• [REQUIRED ACTION]: Please copy every line of the records below that holds the word "this".

Dataset rows for apps and sites:
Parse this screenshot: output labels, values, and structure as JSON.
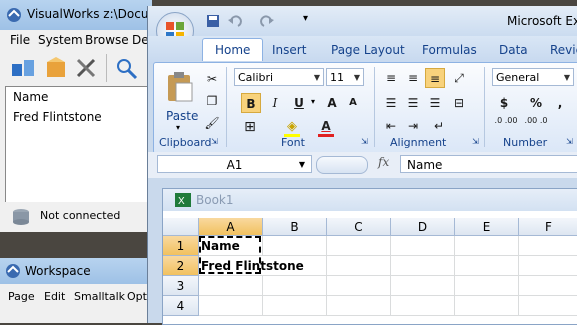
{
  "visualworks": {
    "title": "VisualWorks z:\\Documents",
    "menu": [
      "File",
      "System",
      "Browse",
      "Debug"
    ],
    "list": [
      "Name",
      "Fred Flintstone"
    ],
    "status": "Not connected"
  },
  "workspace": {
    "title": "Workspace",
    "menu": [
      "Page",
      "Edit",
      "Smalltalk",
      "Options"
    ]
  },
  "excel": {
    "title": "Microsoft Excel",
    "tabs": [
      "Home",
      "Insert",
      "Page Layout",
      "Formulas",
      "Data",
      "Review"
    ],
    "active_tab": "Home",
    "font_name": "Calibri",
    "font_size": "11",
    "number_format": "General",
    "groups": [
      "Clipboard",
      "Font",
      "Alignment",
      "Number"
    ],
    "paste_label": "Paste",
    "name_box": "A1",
    "fx": "fx",
    "formula_value": "Name",
    "workbook_title": "Book1",
    "columns": [
      "A",
      "B",
      "C",
      "D",
      "E",
      "F"
    ],
    "rows": [
      "1",
      "2",
      "3",
      "4"
    ],
    "cells": {
      "A1": "Name",
      "A2": "Fred Flintstone"
    },
    "number_buttons": {
      "currency": "$",
      "percent": "%",
      "comma": ",",
      "inc_decimal": ".0 .00",
      "dec_decimal": ".00 .0"
    },
    "font_buttons": {
      "bold": "B",
      "italic": "I",
      "underline": "U",
      "grow": "A",
      "shrink": "A"
    }
  }
}
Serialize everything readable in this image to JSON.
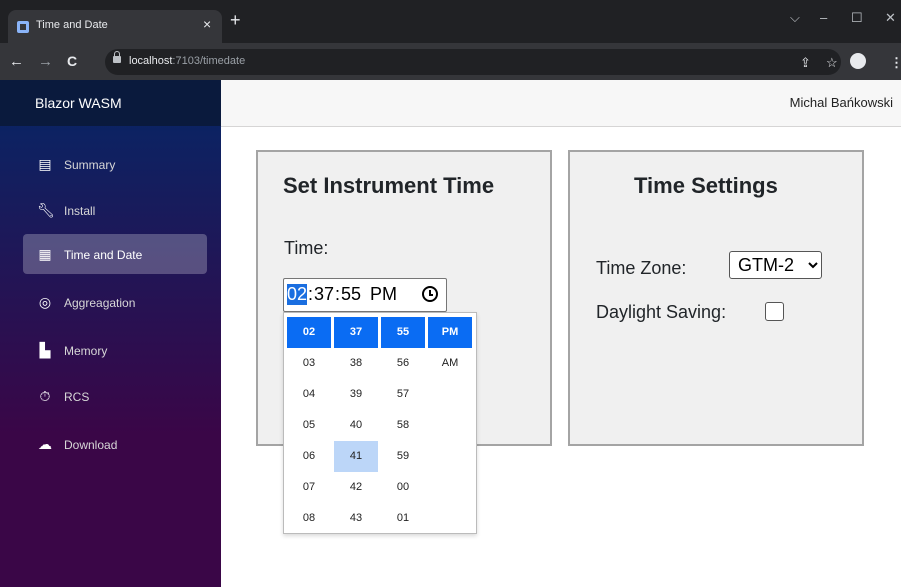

• [RESULT]:
Parse this screenshot: output labels, values, and structure as JSON.
Serialize everything readable in this image to JSON.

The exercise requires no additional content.